→ Your assignment: For each line of the data below that contains "text", return that line.

[Dataset records Boundary: Start]

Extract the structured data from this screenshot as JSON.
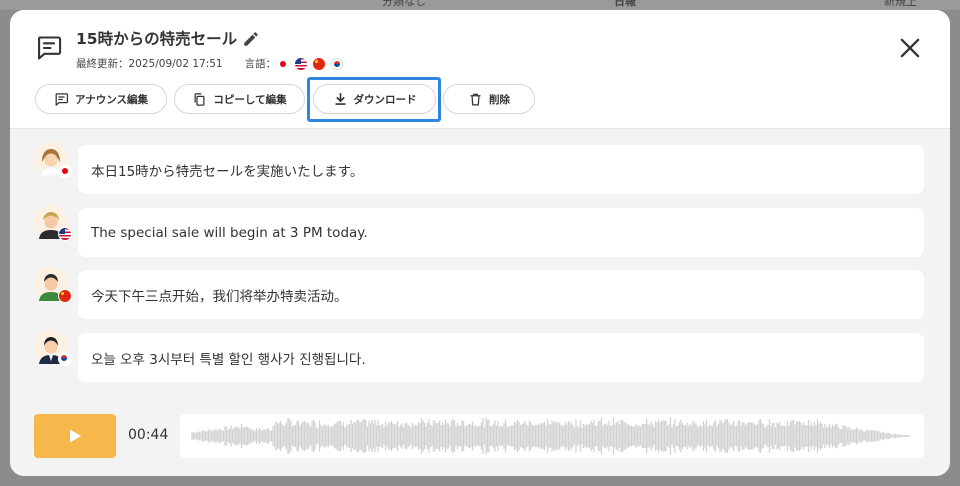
{
  "backdrop": {
    "left_label": "分類なし",
    "center_label": "日報",
    "right_label": "新規上"
  },
  "modal": {
    "title": "15時からの特売セール",
    "last_updated_label": "最終更新：",
    "last_updated": "2025/09/02 17:51",
    "languages_label": "言語：",
    "languages": [
      "ja",
      "en",
      "zh",
      "ko"
    ]
  },
  "toolbar": {
    "edit_label": "アナウンス編集",
    "copy_label": "コピーして編集",
    "download_label": "ダウンロード",
    "delete_label": "削除"
  },
  "messages": [
    {
      "lang": "ja",
      "text": "本日15時から特売セールを実施いたします。"
    },
    {
      "lang": "en",
      "text": "The special sale will begin at 3 PM today."
    },
    {
      "lang": "zh",
      "text": "今天下午三点开始，我们将举办特卖活动。"
    },
    {
      "lang": "ko",
      "text": "오늘 오후 3시부터 특별 할인 행사가 진행됩니다."
    }
  ],
  "player": {
    "duration": "00:44"
  },
  "colors": {
    "accent": "#f7b84b",
    "focus": "#2f86e0",
    "text": "#333333",
    "background": "#f3f3f3",
    "waveform": "#d2d2d2"
  },
  "icons": {
    "announcement": "message-icon",
    "edit": "pencil-icon",
    "close": "close-icon",
    "copy": "copy-icon",
    "download": "download-icon",
    "delete": "trash-icon",
    "play": "play-icon"
  }
}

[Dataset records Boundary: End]

→ Written response:
      "text": "本日15時から特売セールを実施いたします。"
      "text": "The special sale will begin at 3 PM today."
      "text": "今天下午三点开始，我们将举办特卖活动。"
      "text": "오늘 오후 3시부터 특별 할인 행사가 진행됩니다."
    "text": "#333333",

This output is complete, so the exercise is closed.